Aaron Burr is considered one of American history’s biggest villains — but is that how we should remember him?
Ever since the musical Hamilton hit theaters last year, Aaron Burr and Alexander Hamilton’s infamous rivalry has enjoyed renewed popular interest. But what’s the true story behind two of America’s most controversial founding fathers — and is the popular villainization of Aaron Burr warranted?
The Fire Before The Duel
The story goes like this:
Alexander Hamilton, entrenched in a longstanding, bitter political and personal conflict with Aaron Burr, publicly defames his rival in a newspaper during 1804’s New York gubernatorial race, in which Burr, then vice president, is a candidate.
Finally — after more allegations are made about Hamilton’s denigration of Burr, for which Hamilton refuses to apologize — Burr challenges Hamilton to a duel.

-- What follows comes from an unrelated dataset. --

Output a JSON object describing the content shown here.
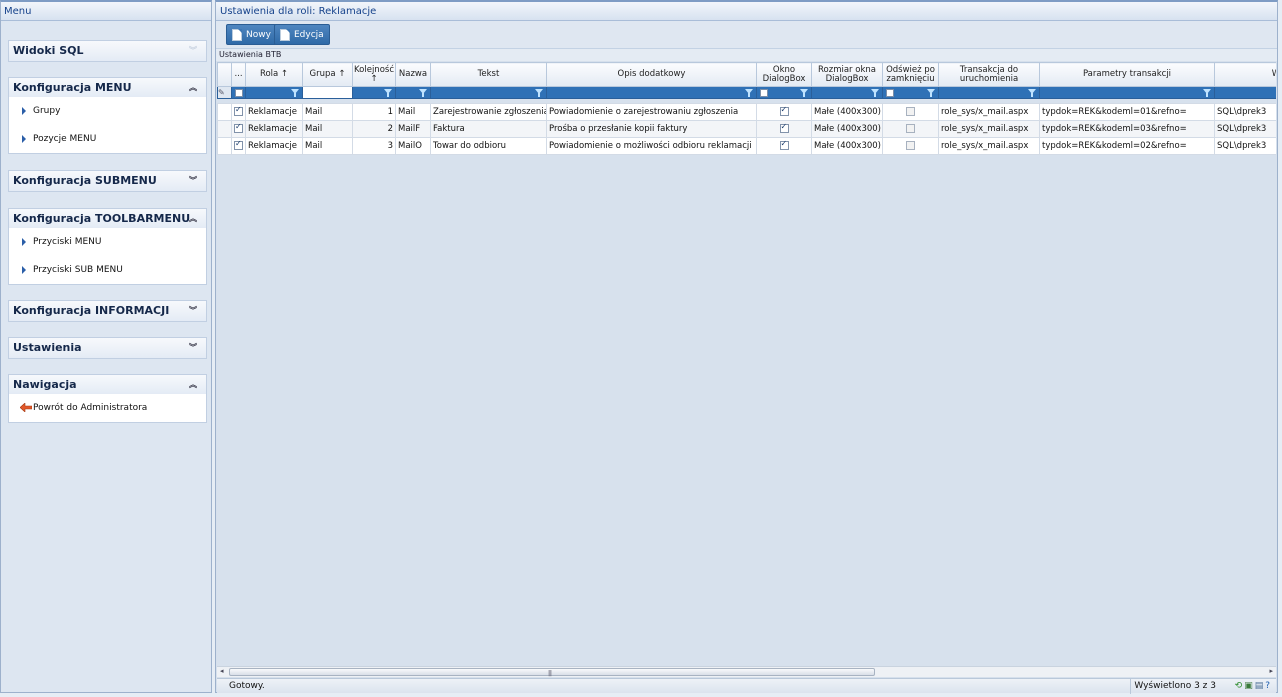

They travel to Weehawken, New Jersey, where they are less likely to be prosecuted for engaging in the outlawed practice.
Hamilton fires first, into the air — perhaps it’s a mistake, or perhaps he missed on purpose to avoid hitting Burr (there’s still some debate about his intentions, and in his “Statement on Impending Duel With Aaron Burr,” Hamilton says that he was “strongly opposed to the practice of Duelling.”).
Burr immediately returns fire and mortally wounds his opponent, who dies the next day.
Burr faces murder charges in both New York and New Jersey, but never goes to trial; with some help from his friends in the Senate, the charges are dropped and Burr finishes his term as vice president.